━━━ Input for this task

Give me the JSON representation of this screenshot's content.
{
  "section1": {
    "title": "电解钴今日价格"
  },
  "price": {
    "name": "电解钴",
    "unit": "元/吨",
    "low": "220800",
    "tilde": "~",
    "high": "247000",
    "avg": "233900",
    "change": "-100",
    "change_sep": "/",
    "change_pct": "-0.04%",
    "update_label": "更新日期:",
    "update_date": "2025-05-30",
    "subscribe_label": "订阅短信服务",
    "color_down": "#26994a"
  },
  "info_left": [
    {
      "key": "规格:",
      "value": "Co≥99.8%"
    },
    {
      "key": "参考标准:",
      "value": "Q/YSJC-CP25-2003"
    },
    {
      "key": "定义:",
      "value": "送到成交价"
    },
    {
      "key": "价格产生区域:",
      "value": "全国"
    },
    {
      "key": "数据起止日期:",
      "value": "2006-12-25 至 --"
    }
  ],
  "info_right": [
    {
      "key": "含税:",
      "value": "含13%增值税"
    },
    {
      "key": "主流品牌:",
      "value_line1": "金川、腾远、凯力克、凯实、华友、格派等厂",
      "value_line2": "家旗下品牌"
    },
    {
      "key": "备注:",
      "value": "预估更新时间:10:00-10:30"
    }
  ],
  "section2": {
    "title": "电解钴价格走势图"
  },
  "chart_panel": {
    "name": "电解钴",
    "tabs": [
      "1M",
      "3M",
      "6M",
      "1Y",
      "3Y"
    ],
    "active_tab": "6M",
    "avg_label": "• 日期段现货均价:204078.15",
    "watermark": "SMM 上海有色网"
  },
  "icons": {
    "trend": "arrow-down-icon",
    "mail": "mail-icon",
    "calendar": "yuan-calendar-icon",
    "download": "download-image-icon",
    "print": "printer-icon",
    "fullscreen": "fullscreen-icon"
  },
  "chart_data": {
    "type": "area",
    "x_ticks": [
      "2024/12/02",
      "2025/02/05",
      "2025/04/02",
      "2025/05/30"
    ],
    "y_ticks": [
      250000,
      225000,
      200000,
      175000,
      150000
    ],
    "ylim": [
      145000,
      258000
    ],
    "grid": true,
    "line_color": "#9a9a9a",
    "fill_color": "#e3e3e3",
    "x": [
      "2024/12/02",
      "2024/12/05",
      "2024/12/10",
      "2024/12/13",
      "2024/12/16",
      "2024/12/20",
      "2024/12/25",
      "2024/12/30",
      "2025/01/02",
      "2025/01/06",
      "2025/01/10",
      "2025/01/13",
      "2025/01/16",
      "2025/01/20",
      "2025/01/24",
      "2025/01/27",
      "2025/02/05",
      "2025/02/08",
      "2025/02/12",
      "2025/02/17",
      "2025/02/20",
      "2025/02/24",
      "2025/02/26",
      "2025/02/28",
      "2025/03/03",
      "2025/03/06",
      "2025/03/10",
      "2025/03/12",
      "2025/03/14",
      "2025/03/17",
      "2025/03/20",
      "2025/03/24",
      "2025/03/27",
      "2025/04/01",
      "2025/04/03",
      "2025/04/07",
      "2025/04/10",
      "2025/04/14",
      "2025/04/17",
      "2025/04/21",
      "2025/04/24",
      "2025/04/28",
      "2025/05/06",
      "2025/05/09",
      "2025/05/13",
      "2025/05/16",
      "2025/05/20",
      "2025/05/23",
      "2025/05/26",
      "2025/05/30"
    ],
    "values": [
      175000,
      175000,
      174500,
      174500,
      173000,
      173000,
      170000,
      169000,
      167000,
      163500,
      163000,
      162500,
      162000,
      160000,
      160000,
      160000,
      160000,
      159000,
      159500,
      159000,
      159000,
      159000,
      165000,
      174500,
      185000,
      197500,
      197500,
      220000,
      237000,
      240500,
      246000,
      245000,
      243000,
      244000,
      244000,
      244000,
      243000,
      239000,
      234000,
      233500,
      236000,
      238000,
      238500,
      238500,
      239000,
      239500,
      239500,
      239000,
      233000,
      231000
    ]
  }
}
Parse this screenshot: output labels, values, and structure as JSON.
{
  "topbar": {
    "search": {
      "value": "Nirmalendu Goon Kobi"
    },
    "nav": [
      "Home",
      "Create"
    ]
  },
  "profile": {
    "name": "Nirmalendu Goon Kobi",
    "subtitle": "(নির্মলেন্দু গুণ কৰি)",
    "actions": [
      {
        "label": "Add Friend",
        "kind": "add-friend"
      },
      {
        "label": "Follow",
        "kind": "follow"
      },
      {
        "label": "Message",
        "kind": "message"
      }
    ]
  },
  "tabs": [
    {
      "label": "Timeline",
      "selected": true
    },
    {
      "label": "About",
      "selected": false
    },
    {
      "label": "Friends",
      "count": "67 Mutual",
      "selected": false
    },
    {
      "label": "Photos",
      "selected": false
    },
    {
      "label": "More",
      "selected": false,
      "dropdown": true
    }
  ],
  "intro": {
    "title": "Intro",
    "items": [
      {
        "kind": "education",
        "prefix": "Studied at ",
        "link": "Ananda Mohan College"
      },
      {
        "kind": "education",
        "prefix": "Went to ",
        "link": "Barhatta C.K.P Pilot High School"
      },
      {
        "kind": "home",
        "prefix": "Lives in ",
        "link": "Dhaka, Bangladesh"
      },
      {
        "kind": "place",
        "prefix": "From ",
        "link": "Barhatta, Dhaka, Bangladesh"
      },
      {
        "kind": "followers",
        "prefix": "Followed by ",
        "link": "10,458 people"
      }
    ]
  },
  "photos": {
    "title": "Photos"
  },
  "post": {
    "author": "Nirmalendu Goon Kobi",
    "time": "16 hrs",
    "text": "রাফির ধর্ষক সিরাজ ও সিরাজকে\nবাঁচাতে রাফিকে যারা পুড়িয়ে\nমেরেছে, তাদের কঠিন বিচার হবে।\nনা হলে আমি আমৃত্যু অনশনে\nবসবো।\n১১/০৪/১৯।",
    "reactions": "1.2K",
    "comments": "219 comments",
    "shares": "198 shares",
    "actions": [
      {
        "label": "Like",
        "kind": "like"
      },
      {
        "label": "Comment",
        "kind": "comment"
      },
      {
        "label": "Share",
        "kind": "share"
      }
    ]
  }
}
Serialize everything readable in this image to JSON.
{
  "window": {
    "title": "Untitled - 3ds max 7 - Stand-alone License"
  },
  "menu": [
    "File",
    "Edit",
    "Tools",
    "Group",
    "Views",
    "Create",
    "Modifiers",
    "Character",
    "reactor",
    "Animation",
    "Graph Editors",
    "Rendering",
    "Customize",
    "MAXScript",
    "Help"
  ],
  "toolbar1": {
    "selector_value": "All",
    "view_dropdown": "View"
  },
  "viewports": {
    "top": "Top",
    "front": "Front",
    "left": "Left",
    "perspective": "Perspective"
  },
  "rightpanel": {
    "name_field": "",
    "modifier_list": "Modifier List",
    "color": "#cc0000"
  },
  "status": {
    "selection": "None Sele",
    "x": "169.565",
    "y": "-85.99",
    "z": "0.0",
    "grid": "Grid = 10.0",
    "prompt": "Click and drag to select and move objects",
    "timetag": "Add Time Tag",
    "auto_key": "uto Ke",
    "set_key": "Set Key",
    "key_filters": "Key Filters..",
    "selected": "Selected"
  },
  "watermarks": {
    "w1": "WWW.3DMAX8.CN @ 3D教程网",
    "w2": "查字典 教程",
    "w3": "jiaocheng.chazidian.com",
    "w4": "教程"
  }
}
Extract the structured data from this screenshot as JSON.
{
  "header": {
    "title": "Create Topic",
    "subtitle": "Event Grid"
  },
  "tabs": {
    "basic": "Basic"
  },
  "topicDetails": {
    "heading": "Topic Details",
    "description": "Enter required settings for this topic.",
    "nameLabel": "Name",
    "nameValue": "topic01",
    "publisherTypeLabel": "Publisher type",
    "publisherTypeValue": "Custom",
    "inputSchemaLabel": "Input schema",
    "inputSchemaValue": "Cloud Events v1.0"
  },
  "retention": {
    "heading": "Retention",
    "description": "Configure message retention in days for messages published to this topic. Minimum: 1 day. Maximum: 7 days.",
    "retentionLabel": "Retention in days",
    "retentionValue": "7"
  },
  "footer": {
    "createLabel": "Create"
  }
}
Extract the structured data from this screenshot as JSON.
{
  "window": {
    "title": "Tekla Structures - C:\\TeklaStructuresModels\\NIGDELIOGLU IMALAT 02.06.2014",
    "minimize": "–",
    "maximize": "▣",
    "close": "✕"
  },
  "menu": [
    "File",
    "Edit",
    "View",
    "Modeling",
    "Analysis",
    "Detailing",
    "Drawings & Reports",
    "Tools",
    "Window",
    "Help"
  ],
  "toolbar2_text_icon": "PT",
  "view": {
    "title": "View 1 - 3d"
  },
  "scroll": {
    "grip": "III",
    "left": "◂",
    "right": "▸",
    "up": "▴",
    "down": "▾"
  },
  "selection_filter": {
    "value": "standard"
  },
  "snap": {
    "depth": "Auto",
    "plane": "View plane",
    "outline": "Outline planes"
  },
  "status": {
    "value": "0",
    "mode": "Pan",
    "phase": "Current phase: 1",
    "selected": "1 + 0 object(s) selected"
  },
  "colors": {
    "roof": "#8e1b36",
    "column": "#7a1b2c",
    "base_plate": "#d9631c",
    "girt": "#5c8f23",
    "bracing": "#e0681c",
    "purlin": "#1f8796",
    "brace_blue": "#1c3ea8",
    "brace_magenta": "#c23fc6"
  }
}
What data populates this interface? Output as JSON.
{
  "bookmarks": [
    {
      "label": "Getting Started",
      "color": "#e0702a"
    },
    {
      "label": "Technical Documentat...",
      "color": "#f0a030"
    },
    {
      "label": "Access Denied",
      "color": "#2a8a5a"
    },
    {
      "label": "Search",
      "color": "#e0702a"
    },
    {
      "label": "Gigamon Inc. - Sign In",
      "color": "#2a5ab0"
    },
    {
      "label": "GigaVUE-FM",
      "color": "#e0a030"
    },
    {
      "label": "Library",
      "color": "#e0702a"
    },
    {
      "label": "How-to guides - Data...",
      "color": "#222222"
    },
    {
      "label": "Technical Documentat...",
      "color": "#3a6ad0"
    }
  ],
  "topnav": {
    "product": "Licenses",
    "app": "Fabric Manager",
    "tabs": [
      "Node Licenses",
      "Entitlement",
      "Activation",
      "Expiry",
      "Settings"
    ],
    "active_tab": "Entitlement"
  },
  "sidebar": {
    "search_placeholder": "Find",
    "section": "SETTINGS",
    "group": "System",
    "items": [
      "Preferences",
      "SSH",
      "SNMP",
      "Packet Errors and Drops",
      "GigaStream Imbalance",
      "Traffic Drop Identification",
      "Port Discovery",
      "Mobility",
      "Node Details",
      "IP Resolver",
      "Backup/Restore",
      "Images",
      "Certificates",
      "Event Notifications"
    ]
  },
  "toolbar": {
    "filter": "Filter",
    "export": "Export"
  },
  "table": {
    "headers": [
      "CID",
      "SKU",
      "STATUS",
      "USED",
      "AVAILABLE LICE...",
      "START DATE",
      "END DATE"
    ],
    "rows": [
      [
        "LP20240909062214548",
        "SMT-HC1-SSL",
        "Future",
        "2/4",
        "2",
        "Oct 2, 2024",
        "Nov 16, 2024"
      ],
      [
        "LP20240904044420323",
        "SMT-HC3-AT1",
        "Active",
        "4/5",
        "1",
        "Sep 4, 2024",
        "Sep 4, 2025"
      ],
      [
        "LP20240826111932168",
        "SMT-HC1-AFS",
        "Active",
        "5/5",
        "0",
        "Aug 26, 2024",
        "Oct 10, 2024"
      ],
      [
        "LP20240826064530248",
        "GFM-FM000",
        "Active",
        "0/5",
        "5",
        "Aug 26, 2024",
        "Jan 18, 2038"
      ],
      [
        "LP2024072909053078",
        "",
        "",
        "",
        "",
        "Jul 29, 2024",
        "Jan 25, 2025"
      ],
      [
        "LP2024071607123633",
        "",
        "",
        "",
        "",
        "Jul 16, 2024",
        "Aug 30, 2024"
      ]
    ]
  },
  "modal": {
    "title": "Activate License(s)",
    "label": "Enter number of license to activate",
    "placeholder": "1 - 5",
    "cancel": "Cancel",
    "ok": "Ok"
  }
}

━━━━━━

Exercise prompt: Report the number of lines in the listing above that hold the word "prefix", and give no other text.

Solution: 5